Get your fields ready...

This applies more to the mental side of the game. Make sure the schemes and techniques being taught and learned are those that will allow you to succeed on third down and pressure situations.

Also, make sure the way you run training camp and OTAs are conducive to early season success. The Saints struggles at the beginning of the season the past two years have been the reason they've missed the playoffs.

If they had won more games at the beginning of the year, they would have been in better shape at the end of the year, and they could have played more relaxed.

But this is all in vain, lest we forget to finish.

Build your house.

I could go many different directions on this one. And I'd like to address them all briefly.

1. Now that the guys have put in the work in the offseason and in training camp, they must finish the job on Sundays (or Mondays or Saturdays).
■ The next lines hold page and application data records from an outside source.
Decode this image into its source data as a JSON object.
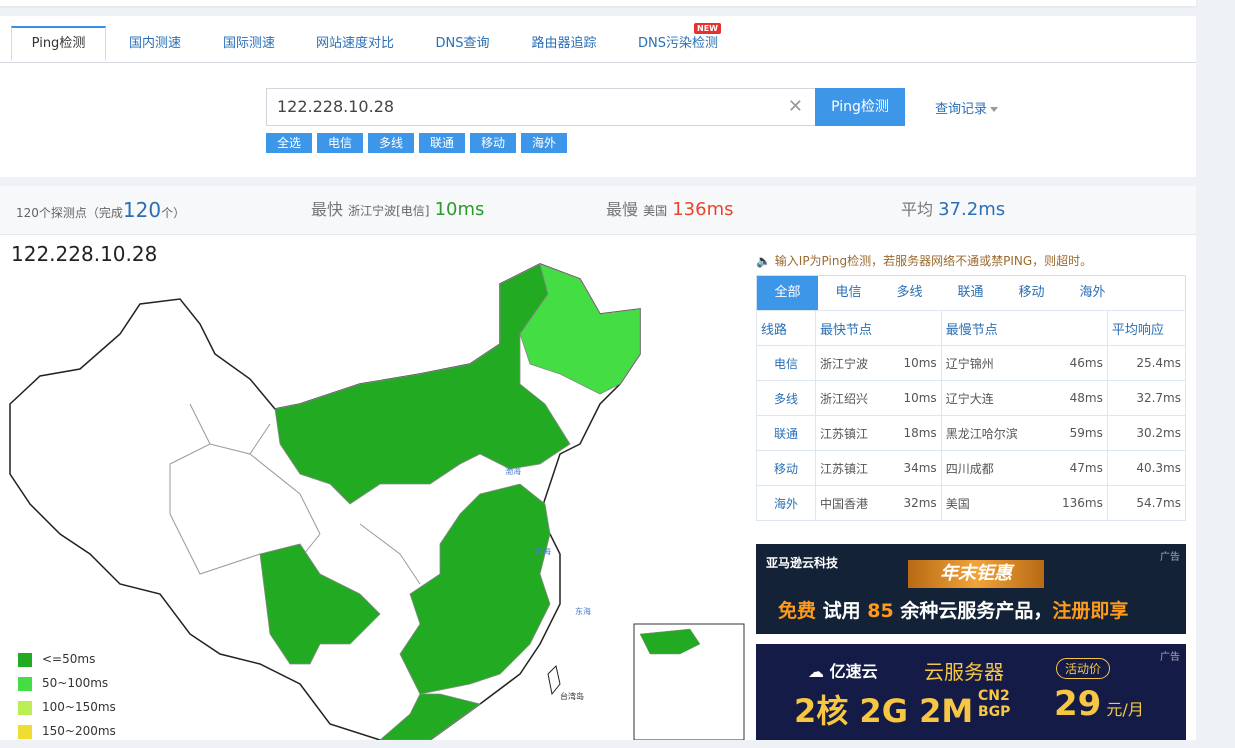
{
  "tabs": [
    {
      "label": "Ping检测",
      "active": true
    },
    {
      "label": "国内测速"
    },
    {
      "label": "国际测速"
    },
    {
      "label": "网站速度对比"
    },
    {
      "label": "DNS查询"
    },
    {
      "label": "路由器追踪"
    },
    {
      "label": "DNS污染检测"
    }
  ],
  "new_badge": "NEW",
  "search": {
    "value": "122.228.10.28",
    "button": "Ping检测",
    "history": "查询记录"
  },
  "filters": [
    "全选",
    "电信",
    "多线",
    "联通",
    "移动",
    "海外"
  ],
  "summary": {
    "nodes_prefix": "120个探测点（完成",
    "nodes_count": "120",
    "nodes_suffix": "个）",
    "fastest_label": "最快",
    "fastest_node": "浙江宁波[电信]",
    "fastest_value": "10ms",
    "slowest_label": "最慢",
    "slowest_node": "美国",
    "slowest_value": "136ms",
    "avg_label": "平均",
    "avg_value": "37.2ms"
  },
  "map_title": "122.228.10.28",
  "legend": [
    {
      "label": "<=50ms",
      "color": "#22aa22"
    },
    {
      "label": "50~100ms",
      "color": "#44dd44"
    },
    {
      "label": "100~150ms",
      "color": "#bbee55"
    },
    {
      "label": "150~200ms",
      "color": "#eedd33"
    }
  ],
  "map_labels": {
    "bohai": "渤海",
    "huanghai": "黄海",
    "donghai": "东海",
    "taiwan": "台湾岛"
  },
  "notice": "输入IP为Ping检测，若服务器网络不通或禁PING，则超时。",
  "result_tabs": [
    "全部",
    "电信",
    "多线",
    "联通",
    "移动",
    "海外"
  ],
  "table": {
    "headers": [
      "线路",
      "最快节点",
      "最慢节点",
      "平均响应"
    ],
    "rows": [
      {
        "line": "电信",
        "fast": "浙江宁波",
        "fast_ms": "10ms",
        "slow": "辽宁锦州",
        "slow_ms": "46ms",
        "avg": "25.4ms"
      },
      {
        "line": "多线",
        "fast": "浙江绍兴",
        "fast_ms": "10ms",
        "slow": "辽宁大连",
        "slow_ms": "48ms",
        "avg": "32.7ms"
      },
      {
        "line": "联通",
        "fast": "江苏镇江",
        "fast_ms": "18ms",
        "slow": "黑龙江哈尔滨",
        "slow_ms": "59ms",
        "avg": "30.2ms"
      },
      {
        "line": "移动",
        "fast": "江苏镇江",
        "fast_ms": "34ms",
        "slow": "四川成都",
        "slow_ms": "47ms",
        "avg": "40.3ms"
      },
      {
        "line": "海外",
        "fast": "中国香港",
        "fast_ms": "32ms",
        "slow": "美国",
        "slow_ms": "136ms",
        "avg": "54.7ms"
      }
    ]
  },
  "ad1": {
    "tag": "广告",
    "brand": "亚马逊云科技",
    "headline": "年末钜惠",
    "text1": "免费",
    "text2": "试用",
    "num": "85",
    "text3": "余种云服务产品，",
    "text4": "注册即享"
  },
  "ad2": {
    "tag": "广告",
    "brand": "亿速云",
    "title": "云服务器",
    "badge": "活动价",
    "spec1": "2核",
    "spec2": "2G",
    "spec3": "2M",
    "cn2": "CN2",
    "bgp": "BGP",
    "price": "29",
    "unit": "元/月"
  }
}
2. Find an identity quickly. Most of us see the Saints as a pass-oriented offense with a conservative defense, which generally fails.

Sean Payton has talked about being more of a physical football team next season. While I don't disagree with that philosophy, I'm not sure how well it fits the personnel on the roster.

Use training camp and the early part of the season to find out if you're capable of being this physical team. If not, abandon it immediately and go back to being the team you've been.

It's better to have a true identity than trying to be something you're not. Once you've established this, you can make other teams try to play your game. That's how the Saints will win football games this season.

3. Protect your home turf. Last season, the Saints went 6-2 at home. Not bad, but they did have two crushing losses, which both essentially ended on game-winning field goals.

Once again, finish. You can't have the opposing team come in and beat you on a last second field goal. Winning teams don't let that happen.

4. While chronologically this fits more with the two up top, it really fits here better, or at least I think it does, and that is build for the coming years through the draft.

Find football players in the draft who know how to finish. While I'm not really in favor of drafting a running back in the first round, at least Knowshon Moreno knows how to finish. In fact, he may be the best in this category of any player in the entire draft.

In other words look for players like Moreno who know how to finish.

This is a reason Malcolm Jenkins would be a great pick. He knows how to finish plays. He almost always finishes plays.

There's a defensive tackle from Cincinnati named Terrill Byrd who is a likely late-round pick who knows how to finish plays. There are several other guys like this that I like, but many of them play positions the Saints don't really need to build at.

This is also the main reason I do not like Chris "Beanie" Wells. Wells doesn't finish runs. People say he is the big powerful back the Saints offense needs, but his conversion percentage was not very good. He doesn't show the competitiveness to be a finisher.

And there are other guys out there who know how to finish who I am not as familiar with or just haven't seen. Either way, I think when drafting, the Saints need to look at player's ability to finish.

Because if the Saints want to be among the league's elite teams, they need to finish.